It will take at least a year for the new supply of Las Vegas hotel rooms to be absorbed into the market, a new report from Moody’s Investors Service said.
In the report to investors and backers of the debt covering much of the Strip’s major gaming operators, Moody’s Senior Credit Officer Peggy Holloway said an upturn toward profitability won’t begin until 2012. Las Vegas has about 150,000 hotel rooms, including 6,000 rooms added when CityCenter opened in December 2009 and another 2,000 added by last December’s opening of The Cosmopolitan of Las Vegas. No other hotel-casino openings or expansions are on the horizon, which is a good thing, Holloway said.
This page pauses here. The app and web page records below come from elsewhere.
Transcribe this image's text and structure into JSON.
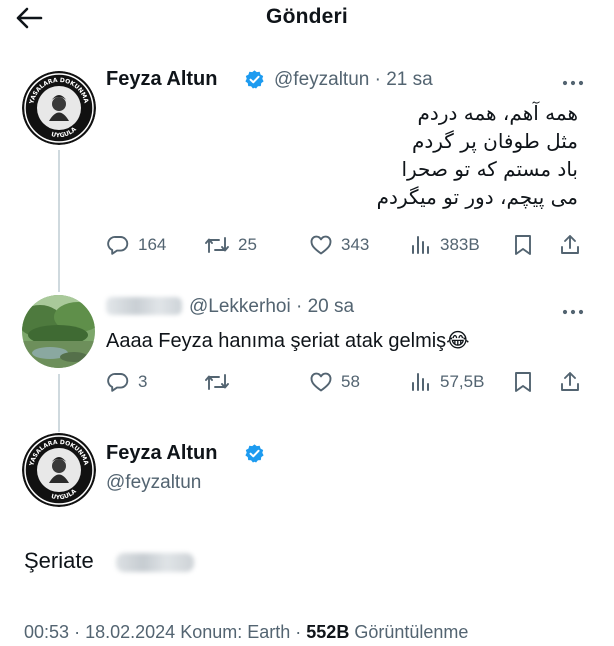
{
  "header": {
    "title": "Gönderi"
  },
  "colors": {
    "verified": "#1d9bf0",
    "muted": "#536471",
    "text": "#0f1419",
    "thread_line": "#cfd9de"
  },
  "tweet1": {
    "name": "Feyza Altun",
    "handle": "@feyzaltun",
    "sep": "·",
    "time": "21 sa",
    "avatar_text": "YASALARA DOKUNMA UYGULA",
    "lines": [
      "همه آهم، همه دردم",
      "مثل طوفان پر گردم",
      "باد مستم که تو صحرا",
      "می پیچم، دور تو میگردم"
    ],
    "stats": {
      "replies": "164",
      "reposts": "25",
      "likes": "343",
      "views": "383B"
    }
  },
  "tweet2": {
    "handle": "@Lekkerhoi",
    "sep": "·",
    "time": "20 sa",
    "text": "Aaaa Feyza hanıma şeriat atak gelmiş",
    "emoji": "😂",
    "stats": {
      "replies": "3",
      "likes": "58",
      "views": "57,5B"
    }
  },
  "main": {
    "name": "Feyza Altun",
    "handle": "@feyzaltun",
    "avatar_text": "YASALARA DOKUNMA UYGULA",
    "text": "Şeriate",
    "time": "00:53",
    "date": "18.02.2024",
    "location": "Konum: Earth",
    "views": "552B",
    "views_label": "Görüntülenme",
    "sep": "·"
  },
  "icons": [
    "back-arrow-icon",
    "verified-badge-icon",
    "more-icon",
    "reply-icon",
    "repost-icon",
    "like-icon",
    "views-icon",
    "bookmark-icon",
    "share-icon"
  ]
}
“The Las Vegas casinos have a high mountain to climb to grow earnings to anywhere near their previous peaks, as citywide hotel room rates remain below 2005 levels,” Holloway said. “Excess room supply will weigh on operators’ ability to raise room rates, the second most important source of profitability for casino operators after gaming, in the near term.”
Moody’s believes that Las Vegas visitor volume, which grew 2.7 percent to 37.3 million visitors in 2010, will continue to slowly climb this year. Challenges facing Las Vegas, according to Moody’s, include high unemployment, rising state and local taxes, and weak housing prices, all of which might give potential customers some concern about materially increasing gaming budgets.
“The Las Vegas Strip still faces a number of headwinds,” Holloway said.
Caesars seeks $400M. for hotel, retail corridor
Caesars Entertainment Corp. said it is seeking $400 million in financing to complete an unfinished hotel tower at Caesars Palace and develop a retail, dining and entertainment corridor on the Las Vegas Strip.
In a filing with the Securities and Exchange Commission, the company said funds raised would be used for the project’s development and to pay various fees and expenses. Caesars said the funds would be secured by the company’s assets. The company had originally planned an initial public stock offering to pay for the completion of the 660-room Octavius Tower at Caesars Palace. The outside of the tower was completed in 2009 but the interior was delayed when the economy slipped and tourism sagged.
Project Linq, a short thoroughfare that runs from the Strip to Audrie Street between the Imperial Palace and Flamingo Las Vegas, would include restaurants, bars and shops along a promenade that leads to a 550-foot observation wheel in the back of the property.
Pinnacle seeks partner for marketing of casinos
Regional casino operator Pinnacle Entertainment says it is considering a marketing alliance with a Strip casino company.
Las Vegas-based Pinnacle does not have a Strip property, so it is looking to negotiate a partnership that would have reciprocal rewards to draw visitors to its regional casinos in Louisiana, Missouri and Indiana.
“We believe it’s an idea that has merit to it,” Pinnacle Chief Executive Officer Anthony Sanfilippo said during the company’s fourth-quarter earnings conference call. He did not name the potential partner.
Pinnacle said it would delay the opening of its $357 million hotel-casino in Baton Rouge, La., by a few months. In a statement, the company said low Mississippi River water levels have kept three completed riverboat casino hulls from being moved from their construction site in southern Louisiana to the project site in Baton Rouge.
More casino-hotels add fees for extra options
Would you plunk down $30 to guarantee that a king-size bed would be waiting for you in Las Vegas?
Although mandatory resort fees have spread among many Las Vegas resorts during the recession, MGM Resorts International has quietly added several options in recent weeks. Besides the bed fee, which allows guests at Mandalay Bay their choice of a king or two queens, MGM now lists differing surcharges for differing check-out or check-in times at several properties and has extended the resort fee to the Bellagio for the first time.
But a $20 charge to guarantee a nonsmoking room at the MGM Grand was quickly snuffed out after it threatened to billow into a public relations fiasco.
“These options provide yet another tool for us to personalize the guest experience, according to each guest’s individual preferences,” MGM officials said in a statement. “We’re receiving some very positive feedback from guests.”
Not all of the MGM hotels have the new fees. The ones put into effect vary by property.
But some industry experts wonder whether that will lead the hotels down the same runway as the airline industry, which charged extra for everything from checked baggage to food to seat assignments.
Some hotels across the country have listed extended time fees, said Bobby Bowers, senior vice president at Smith Travel Research. Such options largely disappeared during the tight economy.
However, Bowers said, “I don’t think I’ve seen a bed-size fee before. It’s hard for me to fathom. I think there is definitely the danger of people feeling nickeled-and-dimed for everything they do.”